This was a study of VAERS reports from 2/2000 - 2/2002:
SOURCE: Wise, R. Journal of the American Medical Association, Oct. 13, 2004; vol 292: pp 1702-1710. News release, JAMA/Archives.
A study conducted by researchers Robert Wise, MD, MPH, of the U.S. Food and Drug Administration, and colleagues analyzed data from the national Vaccine Adverse Event Reporting System (VAERS) during February 2000-February 2002, the first two years since Prevnar was licensed.
Prevnar vaccine protects infants and toddlers (the most vulnerable age group) against infection caused by the bacteria Streptococcus pneumoniae. Prevnar fights potentially lethal pneumococcal infections, such as infection of the brain and its surroundings, infection of the blood stream, and severe pneumonia.
A vaccine against pneumococcal infection is given as part of routine pediatric practice and is typically given to children at ages 2, 4, 6, and 12 to 15 months, with catch-up doses through 9 years of age.
Reviewing more than 4,000 reports of side effects after licensure of the Prevnar vaccine, Wise's team found that most reports were for "minor adverse events" previously seen while the drug was being tested in clinical trials.
"Common adverse events in the first days after vaccination included injection site reactions, fever, irritability, drowsiness, restless sleep, decreased appetite, vomiting, and diarrhea," write the researchers.
Most reports of side effects (74%) occurred in a setting where multiple Prevnar vaccinations where administered at the same time. In the majority of cases (87%) reported symptoms began a week after vaccination.
However, 600 cases were described as "serious events," including 117 deaths and 34 cases of invasive pneumococcal infection indicating possible vaccine failure. The interval between time of death and vaccination with Prevnar varied although the average was 51 days.
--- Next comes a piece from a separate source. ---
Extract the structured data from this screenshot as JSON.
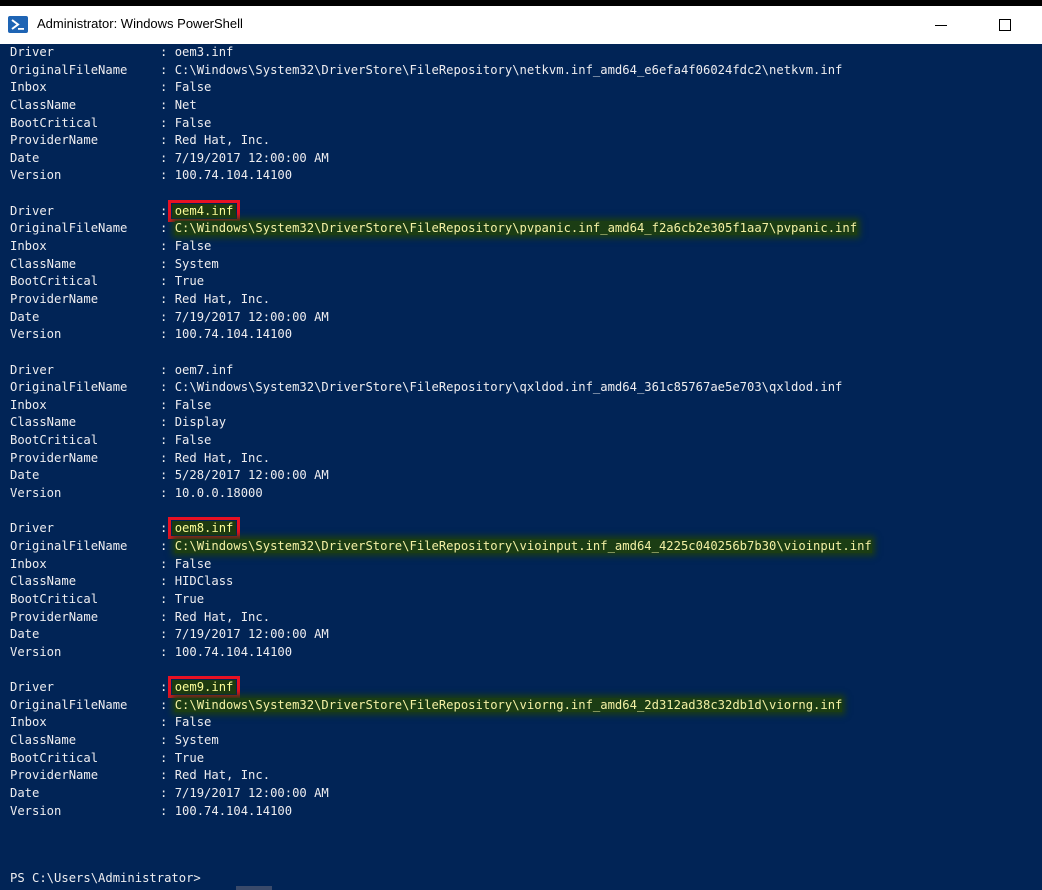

Of all the reported cases nearly 38% included at least one neurological symptom, such as altered walking or stance, and seizures were reported in 400 cases.
"Although allergic reactions, prolonged or abnormal crying, fussiness in infants, dyspnea [breathing difficulties], and GI distress are common childhood symptoms apart from immunizations, their occurrence with positive rechallenges after PCV increases the possibility of occasional causal relationship with vaccination and, therefore, warrants continued surveillance for these events," the authors write.
Does it seem strange to anyone else that his arms just feel that way when picking him up - that he hasn't lost arm strength in general, he grabs things just fine, etc.. ? When I describe this to the doctor she may say, well, there's not a problem if he is meeting his developmental milestones.
|...we had a lot of this in 1987, after a vaccine called menomune A. okay, that's not Hib or Prevnar, but it's a "bacterial meningitis" vaccine.
There were two types of weakness noted.
One was [weakness similar to what was described], but it was accompanied by a reluctance to be touched, to have diapers changed. Some paediatric neurologist speculated that it could be mild Guillain barre, which any vaccine can cause. 99% of GBS is abortive, which means it only involved the limbs and stops. 1% goes on to affect and switch off the breathing, which can be scarey, or affects the arms and shoulders long term.
The other type of weakness was hypotonia, but this was more generalised.... Usually about a month later, the mother would notice strabismus, or 'vacant' staring spells, which by another couple of months would develop into petit mal, or other types of seizures. But a mother has to be on the ball to see them, because they usually look quite different to grand mal seizures. There's a whole raft of different types.
you may want to keep notes on it in case you need to follow up on it later with a specialist.